29(20′). Apical segment of maxillary palpus expanded, subtriangular. South America; 6 species ..... Hylobothynus Ohaus, 1910  

29′. Apical segment of maxillary palpus normal, cylindrical ................................................. 30

30(29′). Elytra with sparse, minute punctures, appearing smooth.................................31

30′. Elytra distinctly punctate or punctate-striate ................................................................ 32

31(30). Clypeus at base near antennal insertion distinctly constricted. Prosternal process long, columnar, apex anvil-shaped with strong spine on posterior edge. Southern Brazil; 2 species...... Aceratus Prell, 1936  

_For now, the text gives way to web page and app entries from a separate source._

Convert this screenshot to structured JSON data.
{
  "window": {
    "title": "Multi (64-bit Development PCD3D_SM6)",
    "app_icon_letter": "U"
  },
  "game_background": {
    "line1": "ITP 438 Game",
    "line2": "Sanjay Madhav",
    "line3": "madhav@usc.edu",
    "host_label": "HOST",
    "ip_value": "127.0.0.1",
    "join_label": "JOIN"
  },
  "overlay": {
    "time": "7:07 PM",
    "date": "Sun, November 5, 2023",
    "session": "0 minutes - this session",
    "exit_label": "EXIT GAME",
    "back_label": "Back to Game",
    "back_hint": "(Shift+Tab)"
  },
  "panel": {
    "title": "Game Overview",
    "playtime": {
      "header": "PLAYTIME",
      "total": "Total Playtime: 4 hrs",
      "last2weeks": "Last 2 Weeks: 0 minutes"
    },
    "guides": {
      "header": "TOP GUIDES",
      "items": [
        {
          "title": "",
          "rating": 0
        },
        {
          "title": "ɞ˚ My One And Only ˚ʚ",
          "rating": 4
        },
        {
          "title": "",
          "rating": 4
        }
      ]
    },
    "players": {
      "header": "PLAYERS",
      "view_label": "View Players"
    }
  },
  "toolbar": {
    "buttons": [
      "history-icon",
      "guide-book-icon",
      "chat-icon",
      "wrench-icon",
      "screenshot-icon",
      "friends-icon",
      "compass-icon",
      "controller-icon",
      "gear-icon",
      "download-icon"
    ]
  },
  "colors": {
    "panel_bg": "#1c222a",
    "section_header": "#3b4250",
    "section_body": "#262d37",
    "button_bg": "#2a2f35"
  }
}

31′. Clypeus at base near antenna normal, not constricted. Prosternal process also long, columnar but apex bluntly rounded and lacking spine on posterior edge. Mexico through South America; 27 species......... ............... Bothynus Hope, 1837   (in part)

32(30′). Clypeal apex rounded or subtruncate, usually weakly emarginate. Frontoclypeal carina, if present, short, less than 1/3 width of base of clypeus. Body form suboval, stout, strongly convex on dorsum.Pronotum coarsely punctate. Argentina, Uruguay, southern Brazil; 2 species............................. ........................ Philoscaptus Bréthes, 1919  

32′. Clypeal apex bidentate or quadridentate, if subtruncate then frontoclypeal carina long or represented by 2 tubercles. Body form usually elongate, less stout, not strongly convex on dorsum. Pronotum variably punctate..................................33

33(32′). Propygidium often extended so that pygidium is foreshortened; surface with distinct, transverse, stridulatory bands. Mexico through South America; 27 species .................. Bothynus Hope, 1837   (in part)

33′. Propygidium normal in length so that pygidium not foreshortened; surface granulate or not but lacking transverse stridulatory bands. Canada to Chile; 28 species ....... Tomarus Erichson, 1847   (in part)

UV

Departamento de Biologia de la Universidad del Valle

NE

University of New England